● **EXERCISE**: From the first line to the last, retype the data below exactly.
**** DATA EXTRACTS ****
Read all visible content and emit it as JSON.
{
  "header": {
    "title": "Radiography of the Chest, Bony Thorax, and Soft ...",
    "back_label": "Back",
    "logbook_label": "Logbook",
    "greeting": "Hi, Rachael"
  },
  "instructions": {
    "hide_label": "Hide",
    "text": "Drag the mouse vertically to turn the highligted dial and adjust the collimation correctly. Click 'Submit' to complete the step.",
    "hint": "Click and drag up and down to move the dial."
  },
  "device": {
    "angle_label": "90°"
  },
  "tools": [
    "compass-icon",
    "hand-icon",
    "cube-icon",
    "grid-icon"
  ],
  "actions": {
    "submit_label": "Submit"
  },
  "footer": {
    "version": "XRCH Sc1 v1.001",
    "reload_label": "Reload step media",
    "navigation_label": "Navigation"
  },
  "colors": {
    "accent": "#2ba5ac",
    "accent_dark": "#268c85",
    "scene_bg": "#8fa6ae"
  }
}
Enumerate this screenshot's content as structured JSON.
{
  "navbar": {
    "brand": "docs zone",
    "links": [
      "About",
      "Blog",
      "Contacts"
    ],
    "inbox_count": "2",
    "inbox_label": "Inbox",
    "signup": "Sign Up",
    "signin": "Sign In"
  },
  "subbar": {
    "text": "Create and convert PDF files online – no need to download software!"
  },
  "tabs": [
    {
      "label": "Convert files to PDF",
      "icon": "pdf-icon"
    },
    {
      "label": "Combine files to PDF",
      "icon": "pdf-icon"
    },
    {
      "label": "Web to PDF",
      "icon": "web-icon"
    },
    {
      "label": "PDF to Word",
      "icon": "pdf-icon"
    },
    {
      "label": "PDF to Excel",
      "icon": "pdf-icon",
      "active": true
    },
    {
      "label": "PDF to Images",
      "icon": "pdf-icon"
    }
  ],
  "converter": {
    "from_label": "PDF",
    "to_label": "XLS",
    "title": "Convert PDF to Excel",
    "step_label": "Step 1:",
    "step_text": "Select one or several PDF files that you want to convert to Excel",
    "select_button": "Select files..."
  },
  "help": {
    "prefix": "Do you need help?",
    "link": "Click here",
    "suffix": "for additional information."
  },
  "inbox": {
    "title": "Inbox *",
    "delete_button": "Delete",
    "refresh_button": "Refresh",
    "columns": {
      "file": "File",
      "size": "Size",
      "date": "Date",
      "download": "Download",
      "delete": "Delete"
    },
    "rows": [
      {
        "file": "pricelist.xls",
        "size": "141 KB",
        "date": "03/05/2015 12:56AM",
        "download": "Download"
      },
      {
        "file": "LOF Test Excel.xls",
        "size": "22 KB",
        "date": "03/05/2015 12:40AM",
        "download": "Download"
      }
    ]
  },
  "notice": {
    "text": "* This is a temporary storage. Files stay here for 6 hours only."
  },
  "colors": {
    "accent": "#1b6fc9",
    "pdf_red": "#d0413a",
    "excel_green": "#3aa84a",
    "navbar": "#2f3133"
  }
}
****
● **ANSWER BOX**:
Read all visible content and emit it as JSON.
{
  "header": {
    "title": "Radiography of the Chest, Bony Thorax, and Soft ...",
    "back_label": "Back",
    "logbook_label": "Logbook",
    "greeting": "Hi, Rachael"
  },
  "instructions": {
    "hide_label": "Hide",
    "text": "Drag the mouse vertically to turn the highligted dial and adjust the collimation correctly. Click 'Submit' to complete the step.",
    "hint": "Click and drag up and down to move the dial."
  },
  "device": {
    "angle_label": "90°"
  },
  "tools": [
    "compass-icon",
    "hand-icon",
    "cube-icon",
    "grid-icon"
  ],
  "actions": {
    "submit_label": "Submit"
  },
  "footer": {
    "version": "XRCH Sc1 v1.001",
    "reload_label": "Reload step media",
    "navigation_label": "Navigation"
  },
  "colors": {
    "accent": "#2ba5ac",
    "accent_dark": "#268c85",
    "scene_bg": "#8fa6ae"
  }
}
Enumerate this screenshot's content as structured JSON.
{
  "navbar": {
    "brand": "docs zone",
    "links": [
      "About",
      "Blog",
      "Contacts"
    ],
    "inbox_count": "2",
    "inbox_label": "Inbox",
    "signup": "Sign Up",
    "signin": "Sign In"
  },
  "subbar": {
    "text": "Create and convert PDF files online – no need to download software!"
  },
  "tabs": [
    {
      "label": "Convert files to PDF",
      "icon": "pdf-icon"
    },
    {
      "label": "Combine files to PDF",
      "icon": "pdf-icon"
    },
    {
      "label": "Web to PDF",
      "icon": "web-icon"
    },
    {
      "label": "PDF to Word",
      "icon": "pdf-icon"
    },
    {
      "label": "PDF to Excel",
      "icon": "pdf-icon",
      "active": true
    },
    {
      "label": "PDF to Images",
      "icon": "pdf-icon"
    }
  ],
  "converter": {
    "from_label": "PDF",
    "to_label": "XLS",
    "title": "Convert PDF to Excel",
    "step_label": "Step 1:",
    "step_text": "Select one or several PDF files that you want to convert to Excel",
    "select_button": "Select files..."
  },
  "help": {
    "prefix": "Do you need help?",
    "link": "Click here",
    "suffix": "for additional information."
  },
  "inbox": {
    "title": "Inbox *",
    "delete_button": "Delete",
    "refresh_button": "Refresh",
    "columns": {
      "file": "File",
      "size": "Size",
      "date": "Date",
      "download": "Download",
      "delete": "Delete"
    },
    "rows": [
      {
        "file": "pricelist.xls",
        "size": "141 KB",
        "date": "03/05/2015 12:56AM",
        "download": "Download"
      },
      {
        "file": "LOF Test Excel.xls",
        "size": "22 KB",
        "date": "03/05/2015 12:40AM",
        "download": "Download"
      }
    ]
  },
  "notice": {
    "text": "* This is a temporary storage. Files stay here for 6 hours only."
  },
  "colors": {
    "accent": "#1b6fc9",
    "pdf_red": "#d0413a",
    "excel_green": "#3aa84a",
    "navbar": "#2f3133"
  }
}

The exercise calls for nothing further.